The idea we develop is that the rate at which molecules escape from the tire is always proportional to the number in the tire. We can verify this by measuring the pressure at regular intervals and checking whether the change over the interval is proportional to the pressure at the start of the interval. From this we can get an exponential equation for P against time t.

The answer: Exponential decay. As seen in the above animation, the rate that air is escaping is proportional to the amount of air currently in the tire--resulting in an exponential decay function.

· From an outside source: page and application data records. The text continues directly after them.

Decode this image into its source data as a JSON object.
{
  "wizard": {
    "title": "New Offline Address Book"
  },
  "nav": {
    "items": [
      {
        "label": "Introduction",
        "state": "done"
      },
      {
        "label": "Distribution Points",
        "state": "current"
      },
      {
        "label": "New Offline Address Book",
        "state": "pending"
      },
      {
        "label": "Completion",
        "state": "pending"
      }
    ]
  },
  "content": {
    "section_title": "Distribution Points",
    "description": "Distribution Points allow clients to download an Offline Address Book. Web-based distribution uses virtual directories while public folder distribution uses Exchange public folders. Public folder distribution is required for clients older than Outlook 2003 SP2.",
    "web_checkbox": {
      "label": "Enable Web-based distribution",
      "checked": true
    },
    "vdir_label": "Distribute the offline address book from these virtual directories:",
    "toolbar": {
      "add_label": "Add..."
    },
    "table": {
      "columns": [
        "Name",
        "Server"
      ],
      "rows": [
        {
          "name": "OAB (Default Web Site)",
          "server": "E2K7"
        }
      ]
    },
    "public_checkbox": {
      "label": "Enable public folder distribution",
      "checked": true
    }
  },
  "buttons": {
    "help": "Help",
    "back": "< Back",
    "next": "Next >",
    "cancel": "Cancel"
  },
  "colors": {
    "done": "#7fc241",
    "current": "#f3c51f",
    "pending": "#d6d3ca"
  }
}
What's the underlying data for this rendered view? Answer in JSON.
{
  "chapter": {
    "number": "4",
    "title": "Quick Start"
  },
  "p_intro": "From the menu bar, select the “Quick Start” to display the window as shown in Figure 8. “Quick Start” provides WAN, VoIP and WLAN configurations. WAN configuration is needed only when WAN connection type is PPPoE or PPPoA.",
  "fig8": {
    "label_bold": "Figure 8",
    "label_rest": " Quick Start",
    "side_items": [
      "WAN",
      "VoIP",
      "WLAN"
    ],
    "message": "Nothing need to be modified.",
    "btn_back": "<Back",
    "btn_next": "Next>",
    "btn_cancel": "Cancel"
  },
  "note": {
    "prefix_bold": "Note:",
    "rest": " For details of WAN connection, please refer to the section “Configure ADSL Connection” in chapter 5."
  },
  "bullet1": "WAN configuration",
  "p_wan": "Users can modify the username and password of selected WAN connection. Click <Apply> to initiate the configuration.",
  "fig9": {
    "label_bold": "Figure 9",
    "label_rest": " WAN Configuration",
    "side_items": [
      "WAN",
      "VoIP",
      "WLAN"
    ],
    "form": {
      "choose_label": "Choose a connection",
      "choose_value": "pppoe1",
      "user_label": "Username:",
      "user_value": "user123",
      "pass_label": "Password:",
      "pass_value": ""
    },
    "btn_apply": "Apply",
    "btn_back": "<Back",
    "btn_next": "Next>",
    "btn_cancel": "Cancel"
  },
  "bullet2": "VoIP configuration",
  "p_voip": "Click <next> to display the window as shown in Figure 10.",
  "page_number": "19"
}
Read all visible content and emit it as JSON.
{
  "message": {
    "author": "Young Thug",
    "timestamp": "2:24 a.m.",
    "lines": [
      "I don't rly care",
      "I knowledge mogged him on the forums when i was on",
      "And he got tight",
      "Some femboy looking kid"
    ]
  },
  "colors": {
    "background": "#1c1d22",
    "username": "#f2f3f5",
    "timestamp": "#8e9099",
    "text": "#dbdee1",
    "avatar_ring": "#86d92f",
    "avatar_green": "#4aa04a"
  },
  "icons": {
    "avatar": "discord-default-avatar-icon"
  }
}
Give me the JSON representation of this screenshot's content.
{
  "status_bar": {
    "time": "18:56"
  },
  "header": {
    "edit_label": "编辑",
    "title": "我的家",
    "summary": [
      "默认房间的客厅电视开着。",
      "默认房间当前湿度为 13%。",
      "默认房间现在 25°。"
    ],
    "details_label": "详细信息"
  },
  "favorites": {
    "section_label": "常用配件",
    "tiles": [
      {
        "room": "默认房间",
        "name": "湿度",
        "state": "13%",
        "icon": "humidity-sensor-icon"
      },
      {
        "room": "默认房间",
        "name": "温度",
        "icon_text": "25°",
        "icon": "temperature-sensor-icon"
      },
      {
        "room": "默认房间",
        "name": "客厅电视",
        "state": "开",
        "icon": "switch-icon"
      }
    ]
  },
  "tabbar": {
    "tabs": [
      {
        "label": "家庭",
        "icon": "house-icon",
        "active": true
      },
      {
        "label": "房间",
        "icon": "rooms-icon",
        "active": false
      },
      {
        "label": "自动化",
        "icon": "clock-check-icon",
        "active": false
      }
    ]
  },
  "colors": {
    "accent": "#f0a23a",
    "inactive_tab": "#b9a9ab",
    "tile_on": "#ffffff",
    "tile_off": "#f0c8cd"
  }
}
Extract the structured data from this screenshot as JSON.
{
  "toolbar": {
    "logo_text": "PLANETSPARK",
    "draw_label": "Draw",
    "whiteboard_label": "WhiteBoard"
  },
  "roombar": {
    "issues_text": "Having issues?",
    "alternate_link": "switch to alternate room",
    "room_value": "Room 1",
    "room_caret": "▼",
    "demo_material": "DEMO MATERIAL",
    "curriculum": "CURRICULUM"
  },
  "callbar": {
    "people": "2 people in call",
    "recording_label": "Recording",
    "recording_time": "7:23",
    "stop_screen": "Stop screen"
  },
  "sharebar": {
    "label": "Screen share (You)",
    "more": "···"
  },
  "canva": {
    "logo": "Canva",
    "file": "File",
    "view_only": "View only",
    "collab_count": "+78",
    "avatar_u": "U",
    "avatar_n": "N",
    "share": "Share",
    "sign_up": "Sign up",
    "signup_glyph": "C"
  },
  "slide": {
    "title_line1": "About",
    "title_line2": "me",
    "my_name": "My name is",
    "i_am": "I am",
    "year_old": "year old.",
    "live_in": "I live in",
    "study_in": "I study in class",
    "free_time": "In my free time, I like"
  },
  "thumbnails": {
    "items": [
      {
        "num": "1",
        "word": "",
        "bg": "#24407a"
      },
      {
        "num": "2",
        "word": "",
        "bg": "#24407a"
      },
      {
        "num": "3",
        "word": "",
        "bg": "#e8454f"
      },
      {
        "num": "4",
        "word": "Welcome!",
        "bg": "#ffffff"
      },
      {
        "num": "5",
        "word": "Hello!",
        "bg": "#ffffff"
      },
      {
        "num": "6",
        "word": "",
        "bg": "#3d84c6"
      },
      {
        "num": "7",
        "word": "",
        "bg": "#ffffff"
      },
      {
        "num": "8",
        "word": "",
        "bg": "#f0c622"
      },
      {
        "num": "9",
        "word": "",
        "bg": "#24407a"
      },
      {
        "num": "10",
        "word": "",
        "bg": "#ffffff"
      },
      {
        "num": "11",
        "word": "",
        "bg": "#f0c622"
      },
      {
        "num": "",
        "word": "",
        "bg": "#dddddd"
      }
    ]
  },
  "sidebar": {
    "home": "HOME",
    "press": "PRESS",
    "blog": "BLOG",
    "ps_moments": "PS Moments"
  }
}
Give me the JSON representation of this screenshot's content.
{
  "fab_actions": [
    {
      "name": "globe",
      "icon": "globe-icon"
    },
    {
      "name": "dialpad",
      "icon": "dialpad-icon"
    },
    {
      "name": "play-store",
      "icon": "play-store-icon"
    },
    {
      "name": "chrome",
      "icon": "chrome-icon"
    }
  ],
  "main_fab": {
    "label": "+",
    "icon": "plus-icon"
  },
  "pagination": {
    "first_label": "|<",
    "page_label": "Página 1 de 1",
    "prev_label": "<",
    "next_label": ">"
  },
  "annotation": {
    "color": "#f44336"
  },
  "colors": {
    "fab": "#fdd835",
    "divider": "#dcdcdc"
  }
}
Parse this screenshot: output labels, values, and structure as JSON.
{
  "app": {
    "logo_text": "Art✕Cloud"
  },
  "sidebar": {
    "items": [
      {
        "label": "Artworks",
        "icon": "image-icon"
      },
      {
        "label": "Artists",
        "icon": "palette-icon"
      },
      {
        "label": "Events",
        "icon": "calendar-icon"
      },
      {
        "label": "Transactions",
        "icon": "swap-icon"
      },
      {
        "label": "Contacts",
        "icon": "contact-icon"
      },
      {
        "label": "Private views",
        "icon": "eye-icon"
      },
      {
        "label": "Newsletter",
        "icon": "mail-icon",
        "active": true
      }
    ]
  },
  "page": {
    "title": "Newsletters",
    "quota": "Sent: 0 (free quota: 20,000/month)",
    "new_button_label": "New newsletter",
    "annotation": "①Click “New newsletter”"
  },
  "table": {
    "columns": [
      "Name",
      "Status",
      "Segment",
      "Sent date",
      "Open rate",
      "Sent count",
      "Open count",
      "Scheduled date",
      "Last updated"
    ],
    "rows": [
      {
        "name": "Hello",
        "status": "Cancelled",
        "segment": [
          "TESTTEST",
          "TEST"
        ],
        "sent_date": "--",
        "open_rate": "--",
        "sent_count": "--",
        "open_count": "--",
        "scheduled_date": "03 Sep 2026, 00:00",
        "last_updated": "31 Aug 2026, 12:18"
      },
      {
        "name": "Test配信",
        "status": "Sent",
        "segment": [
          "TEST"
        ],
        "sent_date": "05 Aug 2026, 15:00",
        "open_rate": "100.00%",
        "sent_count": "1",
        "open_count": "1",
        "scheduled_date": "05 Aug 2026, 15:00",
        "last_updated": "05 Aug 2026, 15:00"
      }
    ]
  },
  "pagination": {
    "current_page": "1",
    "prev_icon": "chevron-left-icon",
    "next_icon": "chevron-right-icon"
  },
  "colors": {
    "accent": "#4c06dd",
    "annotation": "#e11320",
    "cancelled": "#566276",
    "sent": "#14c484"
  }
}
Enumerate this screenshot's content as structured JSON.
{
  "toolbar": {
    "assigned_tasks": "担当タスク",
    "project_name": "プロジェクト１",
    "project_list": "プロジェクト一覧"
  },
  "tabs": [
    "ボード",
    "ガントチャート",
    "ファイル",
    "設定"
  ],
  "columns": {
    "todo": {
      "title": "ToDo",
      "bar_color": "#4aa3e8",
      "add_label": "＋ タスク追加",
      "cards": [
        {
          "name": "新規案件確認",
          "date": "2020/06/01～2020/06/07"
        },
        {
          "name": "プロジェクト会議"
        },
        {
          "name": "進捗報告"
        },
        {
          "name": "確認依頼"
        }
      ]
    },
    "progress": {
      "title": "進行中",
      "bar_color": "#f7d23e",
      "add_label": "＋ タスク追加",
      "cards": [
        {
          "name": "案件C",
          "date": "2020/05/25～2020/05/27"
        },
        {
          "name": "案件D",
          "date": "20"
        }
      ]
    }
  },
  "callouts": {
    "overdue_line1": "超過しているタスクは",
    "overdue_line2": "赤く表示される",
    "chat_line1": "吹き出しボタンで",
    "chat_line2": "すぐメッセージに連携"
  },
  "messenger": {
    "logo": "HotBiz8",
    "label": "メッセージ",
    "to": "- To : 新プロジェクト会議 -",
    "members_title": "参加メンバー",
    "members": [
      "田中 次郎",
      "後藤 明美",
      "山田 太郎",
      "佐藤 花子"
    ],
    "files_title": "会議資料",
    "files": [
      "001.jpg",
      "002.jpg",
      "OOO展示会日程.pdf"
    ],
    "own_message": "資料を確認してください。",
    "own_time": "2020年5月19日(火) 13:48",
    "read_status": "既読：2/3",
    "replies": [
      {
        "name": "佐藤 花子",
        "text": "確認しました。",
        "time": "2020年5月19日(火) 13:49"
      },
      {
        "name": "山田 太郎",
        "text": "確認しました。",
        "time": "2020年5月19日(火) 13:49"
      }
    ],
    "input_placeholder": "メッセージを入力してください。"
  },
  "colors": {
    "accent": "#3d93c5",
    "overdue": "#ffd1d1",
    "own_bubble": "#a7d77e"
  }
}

The tire model is our introduction to exponential decay. This is a huge idea at this stage as it confronts the students with the two fundamental modes of change. Just as + and × are the two basic operations of arithmetic, so additive and multiplicative change are the basic modes of growth and decay. The most powerful way to think of these is in terms of rate of change. In additive growth, the rate of change is independent of size, whereas in multiplicative growth, the rate of change is proportional to size. This distinction will be encountered in different ways in the next units. Teacher manual** Find more activities here**.